The following summary of key points is from the Learning to Teach Inclusively (LTI) online module, Unit 1: Inclusive curriculum developed by the LTI project team at the University of Wolverhampton.

Summary of key points:
• Inclusive curriculum content reflects different social and cultural perspectives.
• An inclusive curriculum seeks to disturb our taken for granted ways of thinking and expose imbalances of power and partial understandings of the subject.
• Inclusive curricula focus on mastery of ‘threshold concepts' that all students need to develop for a deeper understanding of the subject.
• Inclusive curriculum designers work with students to align the curriculum to their diverse backgrounds and aspirations.
• Teachers and researchers believe objectivity, clarity and transparency are the elements of a fair assessment system.
• Students believe the key elements of a fair assessment system are a ‘level playing field', good feedback, balance and variety of assessment tasks, skilful and caring teachers.
• The essay is the dominant form of assessment in HE but some students are more prepared for this form of assessment than others.

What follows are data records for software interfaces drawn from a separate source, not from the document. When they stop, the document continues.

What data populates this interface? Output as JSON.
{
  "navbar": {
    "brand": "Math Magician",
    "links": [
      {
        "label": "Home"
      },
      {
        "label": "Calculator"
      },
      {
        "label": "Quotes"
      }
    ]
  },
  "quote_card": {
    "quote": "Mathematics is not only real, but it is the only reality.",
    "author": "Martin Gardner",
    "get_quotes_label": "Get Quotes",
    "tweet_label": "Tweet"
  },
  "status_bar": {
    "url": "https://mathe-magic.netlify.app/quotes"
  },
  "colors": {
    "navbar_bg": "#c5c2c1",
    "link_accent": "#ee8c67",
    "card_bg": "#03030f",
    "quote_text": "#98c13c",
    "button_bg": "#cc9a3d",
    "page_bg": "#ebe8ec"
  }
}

• Students from lower socio economic backgrounds, those from some ethnic minorities, those who enter university with vocational qualifications, and those who have a disability are amongst the most disadvantaged by assessment practices in HE.

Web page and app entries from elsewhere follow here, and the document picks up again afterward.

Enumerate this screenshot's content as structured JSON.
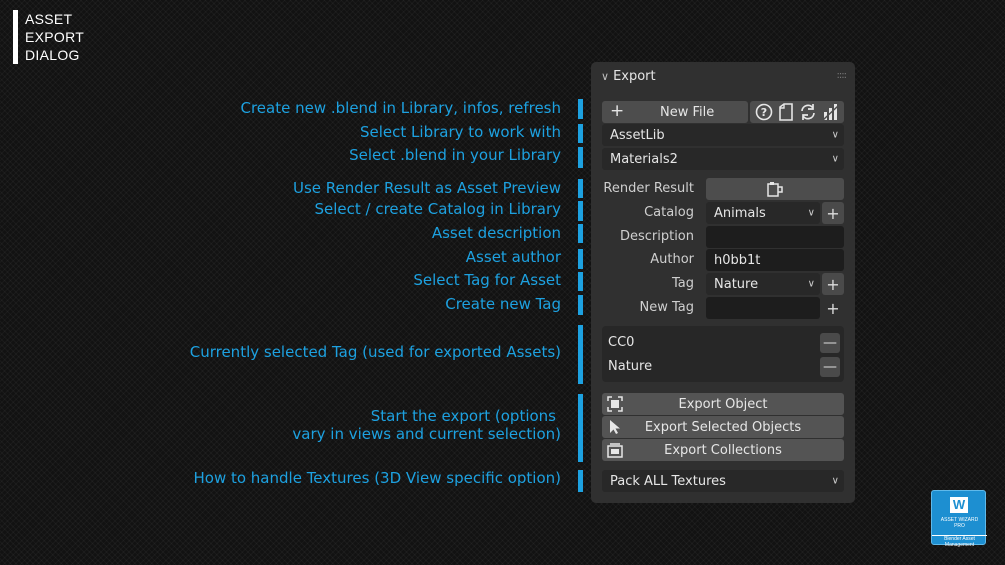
{
  "page_title": [
    "ASSET",
    "EXPORT",
    "DIALOG"
  ],
  "annotations": [
    "Create new .blend in Library, infos, refresh",
    "Select Library to work with",
    "Select .blend in your Library",
    "Use Render Result as Asset Preview",
    "Select / create Catalog in Library",
    "Asset description",
    "Asset author",
    "Select Tag for Asset",
    "Create new Tag",
    "Currently selected Tag (used for exported Assets)",
    "Start the export (options",
    "vary in views and current selection)",
    "How to handle Textures (3D View specific option)"
  ],
  "panel": {
    "title": "Export",
    "new_file_label": "New File",
    "library": "AssetLib",
    "blend_file": "Materials2",
    "render_result_label": "Render Result",
    "catalog_label": "Catalog",
    "catalog_value": "Animals",
    "description_label": "Description",
    "description_value": "",
    "author_label": "Author",
    "author_value": "h0bb1t",
    "tag_label": "Tag",
    "tag_value": "Nature",
    "new_tag_label": "New Tag",
    "new_tag_value": "",
    "selected_tags": [
      "CC0",
      "Nature"
    ],
    "export_object": "Export Object",
    "export_selected": "Export Selected Objects",
    "export_collections": "Export Collections",
    "texture_mode": "Pack ALL Textures"
  },
  "icons": {
    "add": "plus-icon",
    "help": "question-icon",
    "info": "page-icon",
    "refresh": "refresh-icon",
    "stats": "bar-chart-icon",
    "render": "render-result-icon",
    "dropdown": "chevron-down-icon",
    "remove": "minus-icon"
  },
  "badge": {
    "letter": "W",
    "line1": "ASSET WIZARD",
    "line2": "PRO",
    "footer": "Blender Asset Management"
  },
  "colors": {
    "accent": "#1da1e0",
    "panel_bg": "#303030",
    "button_bg": "#4d4d4d",
    "field_bg": "#1d1d1d",
    "dropdown_bg": "#282828"
  }
}
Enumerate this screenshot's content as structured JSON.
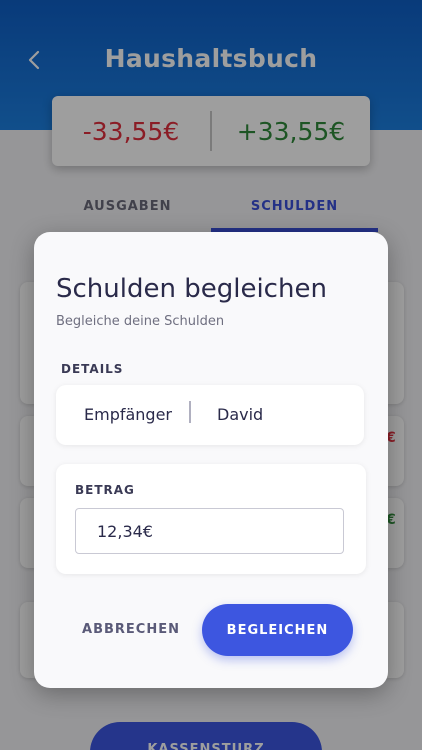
{
  "header": {
    "title": "Haushaltsbuch",
    "back_icon": "chevron-left-icon"
  },
  "balance": {
    "negative": "-33,55€",
    "positive": "+33,55€"
  },
  "tabs": [
    {
      "label": "AUSGABEN",
      "active": false
    },
    {
      "label": "SCHULDEN",
      "active": true
    }
  ],
  "background_peek": {
    "row2_suffix": "€",
    "row3_suffix": "€"
  },
  "bottom_button": {
    "label": "KASSENSTURZ"
  },
  "dialog": {
    "title": "Schulden begleichen",
    "subtitle": "Begleiche deine Schulden",
    "details_label": "DETAILS",
    "details_key": "Empfänger",
    "details_value": "David",
    "amount_label": "BETRAG",
    "amount_value": "12,34€",
    "cancel_label": "ABBRECHEN",
    "confirm_label": "BEGLEICHEN"
  },
  "colors": {
    "header": "#1569d2",
    "accent": "#3d56e0",
    "negative": "#e0303e",
    "positive": "#2f8a3a"
  }
}
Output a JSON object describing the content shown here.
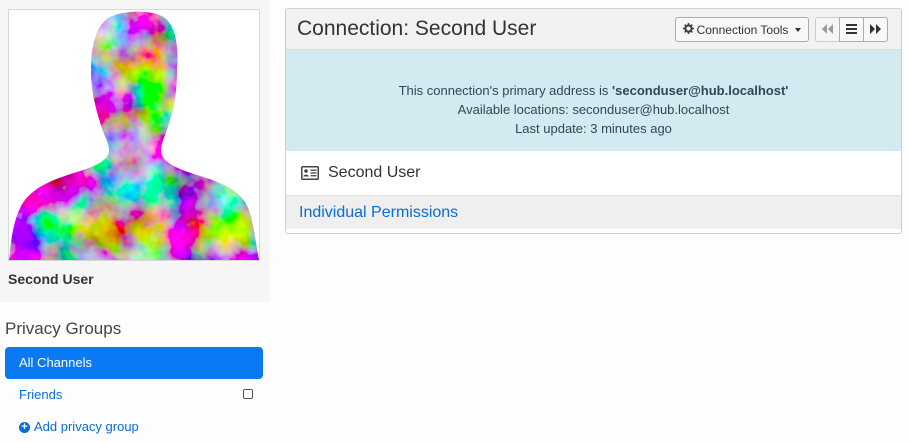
{
  "profile": {
    "name": "Second User",
    "photo_alt": "avatar"
  },
  "privacy_groups": {
    "title": "Privacy Groups",
    "items": [
      {
        "label": "All Channels",
        "active": true
      },
      {
        "label": "Friends",
        "active": false
      }
    ],
    "add_label": "Add privacy group"
  },
  "connection": {
    "title": "Connection: Second User",
    "tools_label": "Connection Tools",
    "info": {
      "primary_prefix": "This connection's primary address is ",
      "primary_address": "'seconduser@hub.localhost'",
      "locations": "Available locations: seconduser@hub.localhost",
      "last_update": "Last update: 3 minutes ago"
    },
    "display_name": "Second User",
    "permissions_label": "Individual Permissions"
  },
  "colors": {
    "accent": "#0b78f4",
    "info_background": "#d3eaf0",
    "link": "#0a6cd6"
  },
  "icons": {
    "tools": "gear-icon",
    "first": "double-left-icon",
    "list": "list-icon",
    "next": "double-right-icon",
    "card": "vcard-icon",
    "add": "plus-circle-icon"
  }
}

• Assessment in HE could be made fairer and more inclusive if we:
• Involve students in all aspects of assessment
• Make assessment relevant and sustainable
• Offer greater variety, choice and flexibility in assessment
• Align assessment to learning outcomes and to students' backgrounds and aspirations.

The following summary of key points is from the Learning to Teach Inclusively (LTI) online module, Unit 2: Inclusive Pedagogy.

Summary of key points:
• Inclusive learning and teaching in higher education refers to the ways in which pedagogy, curricula and assessment are designed and delivered to engage students in learning that is meaningful, relevant and accessible to all.
• Student diversity is multi-faceted and complex. The categories ‘traditional' and ‘non-traditional' are inadequate to describe the rich diversity of students in HE today.
• Students value teachers who recognise them as individuals and who take account of their different interests, needs and backgrounds in their teaching.
• Students are more likely to participate in class when teachers create a safe and inclusive learning environment in which the expression of different views, ideas and beliefs is encouraged and being different, uncertain or confused is seen positively as an opportunity for collaborative learning.
• Students are more likely to engage academically when the learning activities and subject content harness and engage their prior experience and knowledge and require the use of high level cognitive skills (e.g. analysing, conjecturing, questioning, evaluating, synthesising, critiquing).
• Inclusive teachers are mindful of the diversity within their student groups. They select or create resources that reflect that diversity. They encourage students to add to those diverse resources.
• Inclusive teachers intervene to coordinate and stimulate rich exchanges and interactions between diverse students.
• Inclusive teachers anticipate and act to diffuse tension and conflict. They handle sensitive or controversial topics without silencing minority opinion or privileging dominant voices.